Though I have been speaking about interpretations of Christian tradition, the principles discussed here apply to every religion, including those newly discovered or created. Recently I have been noticing a tendency among some contemporary Neo-pagans to assume that mythic traditions are “true” and to make definitive statements that begin with the phrase “our tradition teaches.” But there is no reason to believe that pagan traditions are inevitably true–especially since many of them reflect patriarchal points of view–or that they are not subject to a variety of interpretations. While we can learn from traditions, we inevitably interpret them from our own standpoints. We can and must take responsibility for our standpoints and for our interpretations of every tradition.
Carol P. Christ is author or editor of eight books in Women and Religion and is one of the Foremothers of the Women’s Spirituality Movement. She leads the Goddess Pilgrimage to Crete in Spring and Fall: Sign up now for spring tour and save $100. Follow Carol on Twitter @CarolP.Christ, Facebook Goddess Pilgrimage, and Facebook Carol P. Christ. Carol speaks in depth about the Goddess Pilgrimage to Crete in an illustrated interview with Kaalii Cargill. Photo of Carol by Andrea Sarris.
A Serpentine Path: Mysteries of the Goddess will be published by Far Press in 2016. A journey from despair to the joy of life.
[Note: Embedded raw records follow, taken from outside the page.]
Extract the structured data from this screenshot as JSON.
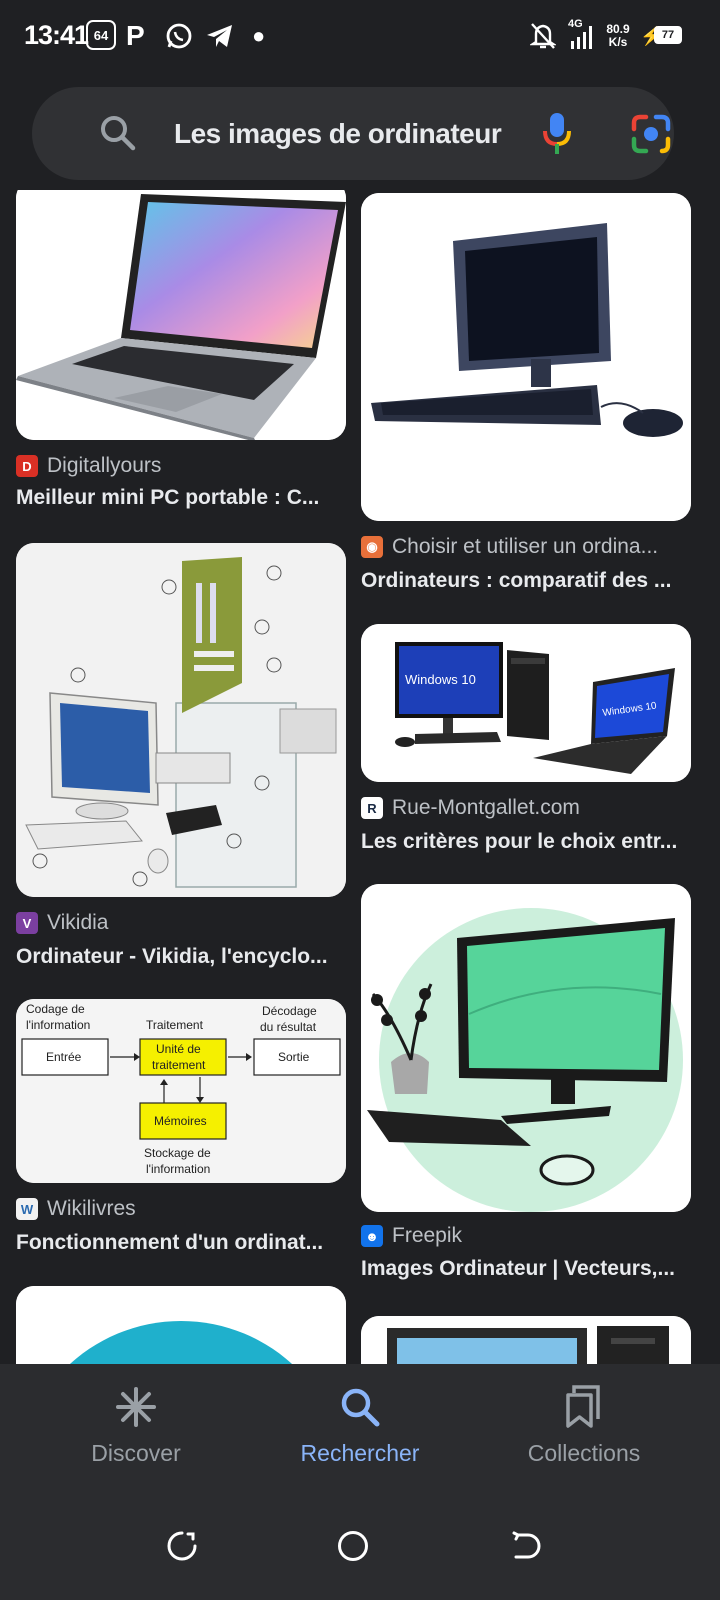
{
  "status_bar": {
    "time": "13:41",
    "network": "4G",
    "speed_value": "80.9",
    "speed_unit": "K/s",
    "battery": "77"
  },
  "search": {
    "query": "Les images de ordinateur"
  },
  "results": [
    {
      "source": "Digitallyours",
      "title": "Meilleur mini PC portable : C...",
      "favicon_color": "#d93025"
    },
    {
      "source": "Choisir et utiliser un ordina...",
      "title": "Ordinateurs : comparatif des ...",
      "favicon_color": "#e8703a"
    },
    {
      "source": "Vikidia",
      "title": "Ordinateur - Vikidia, l'encyclo...",
      "favicon_color": "#7b3fa0"
    },
    {
      "source": "Rue-Montgallet.com",
      "title": "Les critères pour le choix entr...",
      "favicon_color": "#ffffff"
    },
    {
      "source": "Wikilivres",
      "title": "Fonctionnement d'un ordinat...",
      "favicon_color": "#f2f2f2"
    },
    {
      "source": "Freepik",
      "title": "Images Ordinateur | Vecteurs,...",
      "favicon_color": "#1273eb"
    }
  ],
  "diagram": {
    "codage": [
      "Codage de",
      "l'information"
    ],
    "traitement": "Traitement",
    "decodage": [
      "Décodage",
      "du résultat"
    ],
    "entree": "Entrée",
    "unite": [
      "Unité de",
      "traitement"
    ],
    "sortie": "Sortie",
    "memoires": "Mémoires",
    "stockage": [
      "Stockage de",
      "l'information"
    ]
  },
  "windows_label": "Windows 10",
  "nav": {
    "discover": "Discover",
    "search": "Rechercher",
    "collections": "Collections"
  },
  "colors": {
    "background": "#1f2023",
    "search_bar": "#303134",
    "accent": "#8ab4f8"
  }
}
Goddess and God in the World: Conversations in Embodied Theology with Judith Plaskow will be published by Fortress Press in August 2016. Exploring the connections of theology and autobiography and alternatives to the transcendent, omnipotent male God.